Contacts

I’ve never cared for the “target” method of contacts. I think this comes from training classes where people would set out baited plastic lids at the end of a contact obstacle so the dog would stop in a two-on; two-off (“2O2O”) position. I always thought of this as a crutch and now in thinking about it more, I believe it is a crutch.

I trained the so-called one-rear-toe-on (“1RTO”) contact position with Gel. This was primarily because I didn’t like how he looked in the 2O2O position. He’s too tall, long and he’s upright when working. Gel isn’t the typical, crouchy Border Collie.

I could be wrong about this, but the thing about the 1RTO contact position is that it’s hard to create the drive forward to be in that position, perhaps because the dog is thinking about its rear end during the contact performance. With the conventional “target” behavior, the dog is driving ahead to something with the focus being touching the target with the nose. Then again, I seem to have a hard time keeping the “drive” in my training with Gel.

I re-read what Susan Garrett posted on the Clean Run mailing list a while back about her method of training a nose touch contact position. Basically, she wrote:

As previously stated it keeps the dog’s spine aligned as they are focusing down therefore the impact is distributed more evenly throughout the spine compared to a dog that has got his head up (hyper extension of the spine) and his head turned (twisting of the spine) looking for his handler.

This makes a lot of sense.

There is a weight shift as the drives into position.

Having a job to do (nose tap) keeps the head forward. A dog can run faster with his head forward then he can with it twisted around looking for his handler.

I agree with the above two statements. Also, in her book, Shaping Success, Susan states that she doesn’t teach a dog to back-up by walking into the dog (which is how I taught Gel), instead she teaches it by tossing a cookie between the dog’s front legs to get it to back-up with its head down. Susan’s method of contact training is a combination of a lot of rear end awareness training as well as the targeting.

I have no way of proving this but as an observation I will put this out there that a dog trained with a proper nose touch will land with less impact on his shoulders then one trained just to dive into position reaching for the ground with his front legs.

I don’t think that any “stop” at the end of a contact obstacle is healthy for the dog, which is why I’d love to train running contacts with Fern, but I am not certain I could properly train running contacts and that they’d be difficult to maintain. If this were not so, more people would be doing running contacts. You see a lot of contacts that look like running contacts, but what they really are are early releases.

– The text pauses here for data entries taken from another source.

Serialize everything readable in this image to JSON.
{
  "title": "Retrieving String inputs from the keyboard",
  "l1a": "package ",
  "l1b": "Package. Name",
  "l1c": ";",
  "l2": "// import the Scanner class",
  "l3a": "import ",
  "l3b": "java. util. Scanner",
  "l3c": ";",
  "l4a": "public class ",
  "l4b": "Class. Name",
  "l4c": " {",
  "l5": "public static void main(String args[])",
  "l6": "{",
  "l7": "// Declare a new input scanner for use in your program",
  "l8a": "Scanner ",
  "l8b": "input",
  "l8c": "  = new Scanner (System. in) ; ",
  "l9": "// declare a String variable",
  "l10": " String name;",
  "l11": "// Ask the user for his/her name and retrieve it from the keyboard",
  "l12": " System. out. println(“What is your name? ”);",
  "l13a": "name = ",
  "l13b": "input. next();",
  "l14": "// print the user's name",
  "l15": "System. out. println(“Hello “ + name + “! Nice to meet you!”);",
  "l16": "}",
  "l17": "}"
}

You have criteria to ‘give away’ as the dogs career moves on. As a dog moves through his career the initial nose touch may get weak as you may be doing more “quick releases” (but only after you get one nose touch). Therefore the dog’s perfect repeated nose touch response may erode or the time between touches gets longer. Buzz when asked to target today will not lower his head until after he doesn’t get an immediate release. That is where his behaviour (not trained nearly as well since he was one of the first) involved to. But at least I had criteria there that could erode over time into a 2o2o with a delayed head bob. IF you start with very little criteria (for example only if the dog only needs to get part of your body into part of the yellow) you have very little to give away and the likelihood of a dog going a career without ever missing a contact becomes lower.

The above is what pretty much sealed my decision to go ahead and train using Susan Garrett’s method of contact training. I thought about retraining Gel’s contacts, but I don’t think I’ll get his body to come down low enough so that I would be comfortable with him stopping in the 2O2O position. What I can do is try to create more drive in his contact performance.

Regarding the crutch that I mentioned above, in Shaping Success, Susan Garrett details how to fade the target (a 4″ x 4″ piece of clear plexiglass) first on stairs (which is where she starts contact training) and then backchaining on contact equipment. By the time the dog is running the full obstacle, the plexiglass is out of the picture and the dog is nose touching the ground. So the people who leave plastic lids at the end of the contact equipment never really faded the target out.

In general, I think many people rush training their dogs and as a result, leave lots of holes that only become apparent during training sessions (other than at home) or in trials. I’m certainly guilty of it.